The program helps:
- Launch student athletes toward educational opportunities after converting their raw talent into the skills required for entry into college athletic programs
- Expose teens to service and local enrichment activities in order to instill a sense of responsibility, belonging and investment; key requirements for building a civically engaged individual
- Advise players, coaches and parents on the process of effectively supporting dreams of playing baseball on the college level
- Direct young men toward their promise by using the historical journey of past African American legends as the road map
Tens of thousands of young Black males living in the inner city of Atlanta need the three B’s in order to live a life of significance.
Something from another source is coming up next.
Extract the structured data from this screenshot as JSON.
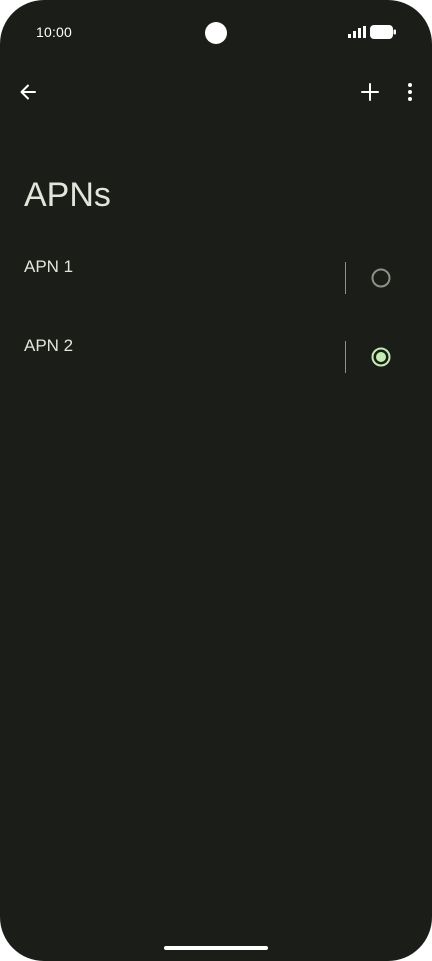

Here’s a breakdown of how it works:
“Vulnerability is the birthplace of love, belonging, joy, courage, empathy and creativity. It is the source of hope, empathy, accountability and authenticity. If we want greater clarity in our purpose or deeper and more meaningful spiritual lives, vulnerability is the path.” — Brene Brown
As a child, both of my parents modeled their work ethic in the comforts of my home. I was blessed to wake up to a father and mother in my house every day. But I grew up in poverty. It was hidden from me through designer clothes, a mandate to use articulate speech and annual visits to the Fox Theatre to see “The Nutcracker.”
I felt that I was better than my neighbors who lived in the same segregated Hollywood Brooks (Bankhead Atlanta) apartments as I did. I grew up feeling I was learning the right way, which had resemblance of the “White way”.
Atlanta will never become a world-class city until hundreds of thousands of Black males are living a sustainable life of significance.
|L.E.A.D. Ambassadors Harris Clement and Deangelo Nowell along with Coach Desmond Stegall|
“Faith consists in believing when it is beyond the power of reason to believe.” — Voltaire
L.E.A.D. partners with Atlanta Public Schools to inspire and equip Black males (Ambassadors) with the empowerment they need to live a life of significance. We Scout The Counted Out (TM).
Georgia has one non-profit charitable organization for every 361 people. It is ranked in the top one-third of most charitable states overall. Georgia’s charitable organizations are generous with both their money and volunteers.
Why then does Atlanta have so many problems with poverty and failed educational outcomes?
Why haven’t these problems been resolved?
It isn’t a lack of resources. It isn’t a lack of goodwill. But it is time we ask ourselves the hard questions so that we can create authentic change.
Rise Up Atlanta. Tens of thousands of youth Black males don’t believe that living life of significance is their destiny.
Patience is the ability to wait without anger. Some of our L.E.A.D. Ambassadors are mad as hell because they know that if you’re born into poverty in Atlanta, you have a four percent chance of making it out, according to research by the Metro Atlanta Chamber of Commerce.
Judge Peggy H. Walker of the Douglas County Juvenile Court said, “When children don’t have language, their behavior becomes their language.” Here’s one intentional thing that you can do in 2019 to help me lead in Atlanta.
Become a recurring donor of $10, $20, $30 or more — no donation is too small.